The FTC worked closely with and received invaluable help in bringing this case from several Canadian law enforcement partners: the Canadian Competition Bureau; the Canada Revenue Agency; the Victoria Police Department; the Royal Canadian Mounted Police; and the Business Practices and Consumer Protection Authority of British Columbia. In addition, the FTC appreciates the investigative assistance it received from the U.S. Postal Inspection Service; the Washington State Office of the Attorney General; the State of Nevada Office of the Attorney General; and the Better Business Bureau.

The Commission votes authorizing the staff to file the stipulated final orders for permanent injunction were 5-0. The U.S. District Court for the Western District of Washington entered the settlements with Phong Anh Vo on May 10, 2006, and with Byron Steczko and Cory Kornelson on July 19, 2006. The Court entered the summary judgment order against Global Management Solutions, Commutel Marketing and Marketing USA, and Ty Nguyen on August 1, 2006.

NOTE: A stipulated final order is for settlement purposes only and does not constitute an admission by a defendant of a law violation. A stipulated final order requires approval by the court and has the force of law when signed by the judge.

Copies of the summary judgment order and the stipulated final orders are available from the FTC’s Web site at and also from the FTC’s Consumer Response Center, Room 130, 600 Pennsylvania Avenue, N.W., Washington, D.C. 20580. The FTC works for the consumer to prevent fraudulent, deceptive, and unfair business practices in the marketplace and to provide information to help consumers spot, stop, and avoid them.
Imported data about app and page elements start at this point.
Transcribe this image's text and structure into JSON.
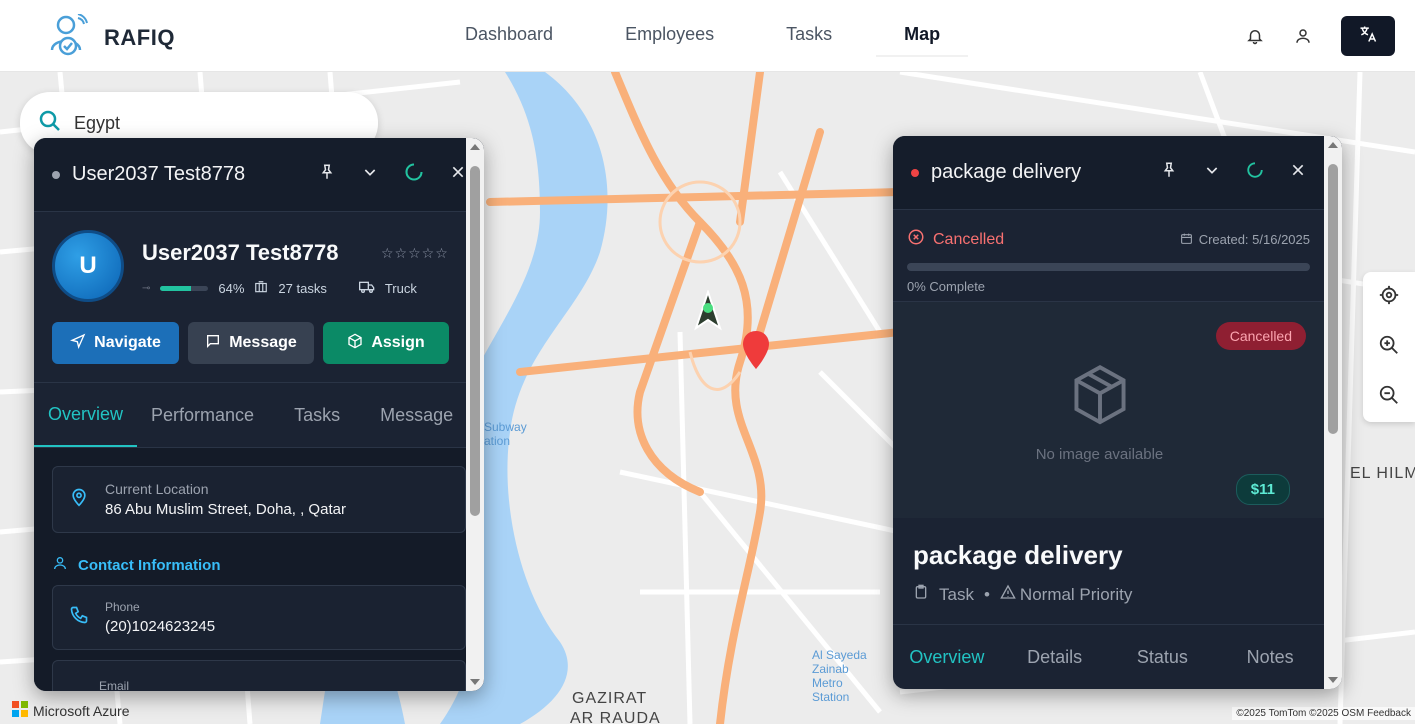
{
  "app": {
    "name": "RAFIQ"
  },
  "nav": {
    "items": [
      "Dashboard",
      "Employees",
      "Tasks",
      "Map"
    ],
    "active": "Map"
  },
  "header_icons": [
    "bell-icon",
    "user-icon",
    "translate-icon"
  ],
  "search": {
    "value": "Egypt"
  },
  "map": {
    "labels": [
      "GAZIRAT",
      "AR RAUDA",
      "EL HILM",
      "Al Sayeda Zainab Metro Station",
      "Subway",
      "ation"
    ],
    "attribution": "©2025 TomTom ©2025 OSM Feedback",
    "provider": "Microsoft Azure"
  },
  "employee_panel": {
    "header_title": "User2037 Test8778",
    "avatar_initial": "U",
    "name": "User2037 Test8778",
    "rating_stars": "☆☆☆☆☆",
    "progress_percent": 64,
    "progress_label": "64%",
    "tasks_label": "27 tasks",
    "vehicle": "Truck",
    "actions": {
      "navigate": "Navigate",
      "message": "Message",
      "assign": "Assign"
    },
    "tabs": [
      "Overview",
      "Performance",
      "Tasks",
      "Message"
    ],
    "active_tab": "Overview",
    "location": {
      "label": "Current Location",
      "value": "86 Abu Muslim Street, Doha, , Qatar"
    },
    "contact_title": "Contact Information",
    "phone": {
      "label": "Phone",
      "value": "(20)1024623245"
    },
    "email": {
      "label": "Email"
    }
  },
  "task_panel": {
    "header_title": "package delivery",
    "status": "Cancelled",
    "created": "Created: 5/16/2025",
    "progress_percent": 0,
    "complete_label": "0% Complete",
    "badge": "Cancelled",
    "no_image": "No image available",
    "price": "$11",
    "title": "package delivery",
    "type": "Task",
    "separator": "•",
    "priority": "Normal Priority",
    "tabs": [
      "Overview",
      "Details",
      "Status",
      "Notes"
    ],
    "active_tab": "Overview"
  },
  "colors": {
    "accent": "#22c3c3",
    "cancel": "#f87171",
    "panel": "#1b2333",
    "river": "#a9d3f7",
    "road": "#f9b07a"
  }
}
To file a complaint in English or Spanish (bilingual counselors are available to take complaints), or to get free information on any of 150 consumer topics, call toll-free, 1-877-FTC-HELP (1-877-382-4357), or use the complaint form at The FTC enters Internet, telemarketing, identity theft, and other fraud-related complaints into Consumer Sentinel, a secure, online database available to hundreds of civil and criminal law enforcement agencies in the U.S. and abroad.

(File No. X050038, Civ. No. 05-0265 TSZ)

Contact Information

Media Contact:
Jacqueline Dizdul,
Staff Contact:
Charles A. Harwood or Kathryn C. Decker,
Northwest Region